- _GOAL OF THE EXERCISE_: Please write out each entry that follows, keeping it exactly the same.
----- MATERIAL FOR THIS TASK
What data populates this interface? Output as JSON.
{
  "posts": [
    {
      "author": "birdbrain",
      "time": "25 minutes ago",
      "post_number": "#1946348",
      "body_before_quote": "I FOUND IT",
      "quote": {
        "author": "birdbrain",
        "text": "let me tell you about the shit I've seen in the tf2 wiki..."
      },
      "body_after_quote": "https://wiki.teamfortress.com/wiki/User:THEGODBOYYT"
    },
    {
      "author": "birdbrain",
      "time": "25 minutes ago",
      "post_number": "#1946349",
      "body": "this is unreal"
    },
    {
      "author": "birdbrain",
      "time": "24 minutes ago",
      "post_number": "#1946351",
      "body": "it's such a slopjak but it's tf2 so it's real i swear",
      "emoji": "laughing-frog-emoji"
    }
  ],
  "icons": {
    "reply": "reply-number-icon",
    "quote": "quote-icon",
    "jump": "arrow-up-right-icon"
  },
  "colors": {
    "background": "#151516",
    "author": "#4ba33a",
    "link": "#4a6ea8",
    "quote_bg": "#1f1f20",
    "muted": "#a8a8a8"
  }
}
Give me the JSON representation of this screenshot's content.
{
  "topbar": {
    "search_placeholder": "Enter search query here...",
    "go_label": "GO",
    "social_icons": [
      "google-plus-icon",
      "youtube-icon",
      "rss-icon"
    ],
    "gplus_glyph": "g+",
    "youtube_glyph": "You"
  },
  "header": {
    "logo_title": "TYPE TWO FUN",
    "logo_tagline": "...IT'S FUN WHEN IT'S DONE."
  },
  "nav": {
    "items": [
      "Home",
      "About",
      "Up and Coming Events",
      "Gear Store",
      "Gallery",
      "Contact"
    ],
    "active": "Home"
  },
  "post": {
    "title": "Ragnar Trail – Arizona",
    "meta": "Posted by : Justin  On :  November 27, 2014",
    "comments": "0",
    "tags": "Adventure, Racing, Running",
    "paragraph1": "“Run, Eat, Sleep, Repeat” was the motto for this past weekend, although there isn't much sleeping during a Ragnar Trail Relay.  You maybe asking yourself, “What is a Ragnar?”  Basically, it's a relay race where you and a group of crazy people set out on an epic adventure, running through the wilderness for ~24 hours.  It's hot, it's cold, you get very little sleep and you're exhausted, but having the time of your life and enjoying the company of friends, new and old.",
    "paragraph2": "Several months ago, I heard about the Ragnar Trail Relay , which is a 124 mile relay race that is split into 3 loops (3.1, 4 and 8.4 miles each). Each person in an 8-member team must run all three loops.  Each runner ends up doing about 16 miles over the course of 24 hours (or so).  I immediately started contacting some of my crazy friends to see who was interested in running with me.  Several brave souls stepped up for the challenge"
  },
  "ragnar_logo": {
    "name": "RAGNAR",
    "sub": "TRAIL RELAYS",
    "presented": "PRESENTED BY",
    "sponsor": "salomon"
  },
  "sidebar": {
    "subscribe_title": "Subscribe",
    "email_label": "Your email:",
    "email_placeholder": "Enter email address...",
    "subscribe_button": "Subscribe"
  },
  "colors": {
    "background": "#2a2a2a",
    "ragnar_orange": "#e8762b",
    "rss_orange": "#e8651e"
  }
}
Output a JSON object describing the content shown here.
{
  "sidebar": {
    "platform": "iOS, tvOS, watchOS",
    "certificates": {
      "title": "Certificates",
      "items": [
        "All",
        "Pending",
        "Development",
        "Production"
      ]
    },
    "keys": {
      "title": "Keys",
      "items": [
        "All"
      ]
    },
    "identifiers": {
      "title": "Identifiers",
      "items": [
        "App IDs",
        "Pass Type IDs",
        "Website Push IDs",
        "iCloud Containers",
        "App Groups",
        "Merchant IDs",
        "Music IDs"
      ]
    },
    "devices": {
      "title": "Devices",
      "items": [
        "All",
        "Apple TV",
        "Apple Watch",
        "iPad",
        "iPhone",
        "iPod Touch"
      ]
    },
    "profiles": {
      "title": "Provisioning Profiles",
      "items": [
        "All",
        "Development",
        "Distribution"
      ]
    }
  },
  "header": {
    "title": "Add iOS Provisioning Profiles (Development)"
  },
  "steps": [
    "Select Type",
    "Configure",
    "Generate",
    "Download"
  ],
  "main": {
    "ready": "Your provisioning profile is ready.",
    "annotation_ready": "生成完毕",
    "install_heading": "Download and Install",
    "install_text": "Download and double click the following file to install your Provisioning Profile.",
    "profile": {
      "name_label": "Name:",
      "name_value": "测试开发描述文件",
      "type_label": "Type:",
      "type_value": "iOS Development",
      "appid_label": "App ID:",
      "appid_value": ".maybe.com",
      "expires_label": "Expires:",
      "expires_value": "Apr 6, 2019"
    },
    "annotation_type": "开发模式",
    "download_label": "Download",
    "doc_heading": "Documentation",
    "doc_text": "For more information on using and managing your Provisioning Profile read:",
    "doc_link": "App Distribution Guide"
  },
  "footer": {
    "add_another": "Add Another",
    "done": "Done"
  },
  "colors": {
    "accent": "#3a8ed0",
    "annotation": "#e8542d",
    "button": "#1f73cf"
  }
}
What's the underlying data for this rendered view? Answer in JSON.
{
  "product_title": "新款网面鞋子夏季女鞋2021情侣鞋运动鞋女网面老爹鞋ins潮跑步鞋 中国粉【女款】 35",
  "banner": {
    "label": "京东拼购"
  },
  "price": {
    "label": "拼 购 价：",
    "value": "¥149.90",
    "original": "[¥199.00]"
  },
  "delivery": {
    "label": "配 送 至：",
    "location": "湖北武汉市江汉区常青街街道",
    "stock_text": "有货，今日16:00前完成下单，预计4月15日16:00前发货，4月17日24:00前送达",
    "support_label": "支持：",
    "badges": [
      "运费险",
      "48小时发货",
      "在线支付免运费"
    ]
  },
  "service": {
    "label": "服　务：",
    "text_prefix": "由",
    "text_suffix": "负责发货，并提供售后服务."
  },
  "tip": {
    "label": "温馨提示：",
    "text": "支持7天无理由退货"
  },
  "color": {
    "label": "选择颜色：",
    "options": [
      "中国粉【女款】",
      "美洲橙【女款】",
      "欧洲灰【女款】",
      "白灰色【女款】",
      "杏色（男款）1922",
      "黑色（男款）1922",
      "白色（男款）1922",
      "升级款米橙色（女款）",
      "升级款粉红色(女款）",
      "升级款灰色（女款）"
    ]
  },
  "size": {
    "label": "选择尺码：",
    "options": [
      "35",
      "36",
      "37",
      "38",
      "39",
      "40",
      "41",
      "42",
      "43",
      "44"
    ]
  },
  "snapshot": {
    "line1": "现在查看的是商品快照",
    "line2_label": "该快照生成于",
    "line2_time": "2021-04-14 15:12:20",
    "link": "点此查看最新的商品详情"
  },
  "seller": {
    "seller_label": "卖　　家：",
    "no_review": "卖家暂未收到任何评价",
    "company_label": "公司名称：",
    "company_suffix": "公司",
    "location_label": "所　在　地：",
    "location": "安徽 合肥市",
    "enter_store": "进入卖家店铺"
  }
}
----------
- _ANSWER TO THIS EXERCISE_:
What data populates this interface? Output as JSON.
{
  "posts": [
    {
      "author": "birdbrain",
      "time": "25 minutes ago",
      "post_number": "#1946348",
      "body_before_quote": "I FOUND IT",
      "quote": {
        "author": "birdbrain",
        "text": "let me tell you about the shit I've seen in the tf2 wiki..."
      },
      "body_after_quote": "https://wiki.teamfortress.com/wiki/User:THEGODBOYYT"
    },
    {
      "author": "birdbrain",
      "time": "25 minutes ago",
      "post_number": "#1946349",
      "body": "this is unreal"
    },
    {
      "author": "birdbrain",
      "time": "24 minutes ago",
      "post_number": "#1946351",
      "body": "it's such a slopjak but it's tf2 so it's real i swear",
      "emoji": "laughing-frog-emoji"
    }
  ],
  "icons": {
    "reply": "reply-number-icon",
    "quote": "quote-icon",
    "jump": "arrow-up-right-icon"
  },
  "colors": {
    "background": "#151516",
    "author": "#4ba33a",
    "link": "#4a6ea8",
    "quote_bg": "#1f1f20",
    "muted": "#a8a8a8"
  }
}
Give me the JSON representation of this screenshot's content.
{
  "topbar": {
    "search_placeholder": "Enter search query here...",
    "go_label": "GO",
    "social_icons": [
      "google-plus-icon",
      "youtube-icon",
      "rss-icon"
    ],
    "gplus_glyph": "g+",
    "youtube_glyph": "You"
  },
  "header": {
    "logo_title": "TYPE TWO FUN",
    "logo_tagline": "...IT'S FUN WHEN IT'S DONE."
  },
  "nav": {
    "items": [
      "Home",
      "About",
      "Up and Coming Events",
      "Gear Store",
      "Gallery",
      "Contact"
    ],
    "active": "Home"
  },
  "post": {
    "title": "Ragnar Trail – Arizona",
    "meta": "Posted by : Justin  On :  November 27, 2014",
    "comments": "0",
    "tags": "Adventure, Racing, Running",
    "paragraph1": "“Run, Eat, Sleep, Repeat” was the motto for this past weekend, although there isn't much sleeping during a Ragnar Trail Relay.  You maybe asking yourself, “What is a Ragnar?”  Basically, it's a relay race where you and a group of crazy people set out on an epic adventure, running through the wilderness for ~24 hours.  It's hot, it's cold, you get very little sleep and you're exhausted, but having the time of your life and enjoying the company of friends, new and old.",
    "paragraph2": "Several months ago, I heard about the Ragnar Trail Relay , which is a 124 mile relay race that is split into 3 loops (3.1, 4 and 8.4 miles each). Each person in an 8-member team must run all three loops.  Each runner ends up doing about 16 miles over the course of 24 hours (or so).  I immediately started contacting some of my crazy friends to see who was interested in running with me.  Several brave souls stepped up for the challenge"
  },
  "ragnar_logo": {
    "name": "RAGNAR",
    "sub": "TRAIL RELAYS",
    "presented": "PRESENTED BY",
    "sponsor": "salomon"
  },
  "sidebar": {
    "subscribe_title": "Subscribe",
    "email_label": "Your email:",
    "email_placeholder": "Enter email address...",
    "subscribe_button": "Subscribe"
  },
  "colors": {
    "background": "#2a2a2a",
    "ragnar_orange": "#e8762b",
    "rss_orange": "#e8651e"
  }
}
Output a JSON object describing the content shown here.
{
  "sidebar": {
    "platform": "iOS, tvOS, watchOS",
    "certificates": {
      "title": "Certificates",
      "items": [
        "All",
        "Pending",
        "Development",
        "Production"
      ]
    },
    "keys": {
      "title": "Keys",
      "items": [
        "All"
      ]
    },
    "identifiers": {
      "title": "Identifiers",
      "items": [
        "App IDs",
        "Pass Type IDs",
        "Website Push IDs",
        "iCloud Containers",
        "App Groups",
        "Merchant IDs",
        "Music IDs"
      ]
    },
    "devices": {
      "title": "Devices",
      "items": [
        "All",
        "Apple TV",
        "Apple Watch",
        "iPad",
        "iPhone",
        "iPod Touch"
      ]
    },
    "profiles": {
      "title": "Provisioning Profiles",
      "items": [
        "All",
        "Development",
        "Distribution"
      ]
    }
  },
  "header": {
    "title": "Add iOS Provisioning Profiles (Development)"
  },
  "steps": [
    "Select Type",
    "Configure",
    "Generate",
    "Download"
  ],
  "main": {
    "ready": "Your provisioning profile is ready.",
    "annotation_ready": "生成完毕",
    "install_heading": "Download and Install",
    "install_text": "Download and double click the following file to install your Provisioning Profile.",
    "profile": {
      "name_label": "Name:",
      "name_value": "测试开发描述文件",
      "type_label": "Type:",
      "type_value": "iOS Development",
      "appid_label": "App ID:",
      "appid_value": ".maybe.com",
      "expires_label": "Expires:",
      "expires_value": "Apr 6, 2019"
    },
    "annotation_type": "开发模式",
    "download_label": "Download",
    "doc_heading": "Documentation",
    "doc_text": "For more information on using and managing your Provisioning Profile read:",
    "doc_link": "App Distribution Guide"
  },
  "footer": {
    "add_another": "Add Another",
    "done": "Done"
  },
  "colors": {
    "accent": "#3a8ed0",
    "annotation": "#e8542d",
    "button": "#1f73cf"
  }
}
What's the underlying data for this rendered view? Answer in JSON.
{
  "product_title": "新款网面鞋子夏季女鞋2021情侣鞋运动鞋女网面老爹鞋ins潮跑步鞋 中国粉【女款】 35",
  "banner": {
    "label": "京东拼购"
  },
  "price": {
    "label": "拼 购 价：",
    "value": "¥149.90",
    "original": "[¥199.00]"
  },
  "delivery": {
    "label": "配 送 至：",
    "location": "湖北武汉市江汉区常青街街道",
    "stock_text": "有货，今日16:00前完成下单，预计4月15日16:00前发货，4月17日24:00前送达",
    "support_label": "支持：",
    "badges": [
      "运费险",
      "48小时发货",
      "在线支付免运费"
    ]
  },
  "service": {
    "label": "服　务：",
    "text_prefix": "由",
    "text_suffix": "负责发货，并提供售后服务."
  },
  "tip": {
    "label": "温馨提示：",
    "text": "支持7天无理由退货"
  },
  "color": {
    "label": "选择颜色：",
    "options": [
      "中国粉【女款】",
      "美洲橙【女款】",
      "欧洲灰【女款】",
      "白灰色【女款】",
      "杏色（男款）1922",
      "黑色（男款）1922",
      "白色（男款）1922",
      "升级款米橙色（女款）",
      "升级款粉红色(女款）",
      "升级款灰色（女款）"
    ]
  },
  "size": {
    "label": "选择尺码：",
    "options": [
      "35",
      "36",
      "37",
      "38",
      "39",
      "40",
      "41",
      "42",
      "43",
      "44"
    ]
  },
  "snapshot": {
    "line1": "现在查看的是商品快照",
    "line2_label": "该快照生成于",
    "line2_time": "2021-04-14 15:12:20",
    "link": "点此查看最新的商品详情"
  },
  "seller": {
    "seller_label": "卖　　家：",
    "no_review": "卖家暂未收到任何评价",
    "company_label": "公司名称：",
    "company_suffix": "公司",
    "location_label": "所　在　地：",
    "location": "安徽 合肥市",
    "enter_store": "进入卖家店铺"
  }
}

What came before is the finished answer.